In multilingual societies, not all speakers need to be multilingual. When all speakers are multilingual, linguists classify the community according to the functional distribution of the languages involved:

* diglossia: if there is a structural functional distribution of the languages involved, the society is termed 'diglossic'. Typical diglossic areas are those areas in Europe where a regional language is used in informal, usually oral, contexts, while the state language is used in more formal situations. Frisia (with Frisian and German or Dutch) and Lusatia (with Sorbian and German) are well-known examples. Some writers limit diglossia to situations where the languages are closely related, and could be considered dialects of each other.
* ambilingualism: a region is called ambilingual if this functional distribution is not observed. In a typical ambilingual area it is nearly impossible to tell which language is used when in a given setting. True ambilingualism is rare. Ambilingual tendencies can be found in Luxembourg, Singapore, Catalonia, some places in Canada or in border regions with many cross-border contacts.
* bipart-lingualism: if more than one language can be heard in a small area, but if the large majority of speakers are monolinguals, who have little contact with speakers from neighbouring ethnic groups, an area is called 'bipart-lingual'. The typical example is the Balkans.

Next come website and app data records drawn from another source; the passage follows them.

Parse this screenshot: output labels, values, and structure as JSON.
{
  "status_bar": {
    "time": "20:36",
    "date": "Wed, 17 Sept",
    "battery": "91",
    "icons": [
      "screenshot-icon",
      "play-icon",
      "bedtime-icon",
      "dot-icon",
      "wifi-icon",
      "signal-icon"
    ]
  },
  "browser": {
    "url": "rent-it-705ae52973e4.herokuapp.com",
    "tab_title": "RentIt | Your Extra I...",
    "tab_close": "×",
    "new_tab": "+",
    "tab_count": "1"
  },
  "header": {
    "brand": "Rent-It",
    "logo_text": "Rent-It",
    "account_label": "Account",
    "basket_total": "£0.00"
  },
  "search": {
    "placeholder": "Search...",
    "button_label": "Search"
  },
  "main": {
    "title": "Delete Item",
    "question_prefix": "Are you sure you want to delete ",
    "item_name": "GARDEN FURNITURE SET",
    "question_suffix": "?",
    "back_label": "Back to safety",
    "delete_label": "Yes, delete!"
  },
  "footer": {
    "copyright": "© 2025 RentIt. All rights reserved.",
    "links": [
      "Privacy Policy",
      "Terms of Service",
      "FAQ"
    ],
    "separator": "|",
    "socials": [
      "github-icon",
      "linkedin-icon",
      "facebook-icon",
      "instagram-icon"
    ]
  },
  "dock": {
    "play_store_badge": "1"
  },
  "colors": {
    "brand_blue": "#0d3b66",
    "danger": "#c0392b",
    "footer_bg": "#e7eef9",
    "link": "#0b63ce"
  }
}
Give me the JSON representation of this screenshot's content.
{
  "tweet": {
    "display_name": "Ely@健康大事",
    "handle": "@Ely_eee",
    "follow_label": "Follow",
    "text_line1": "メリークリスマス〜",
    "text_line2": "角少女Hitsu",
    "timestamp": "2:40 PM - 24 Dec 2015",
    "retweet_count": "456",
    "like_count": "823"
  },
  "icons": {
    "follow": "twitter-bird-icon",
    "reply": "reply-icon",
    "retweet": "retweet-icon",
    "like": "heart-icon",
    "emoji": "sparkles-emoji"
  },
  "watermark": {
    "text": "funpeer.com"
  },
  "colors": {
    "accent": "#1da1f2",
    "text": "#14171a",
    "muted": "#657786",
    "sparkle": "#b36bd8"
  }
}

David Marjanović said...


top pills said...

I do have clear the concept but the dialect which is the original mother tongue is almost always held in low esteem; it is of low prestige to talk about it in other countries, and you should know it.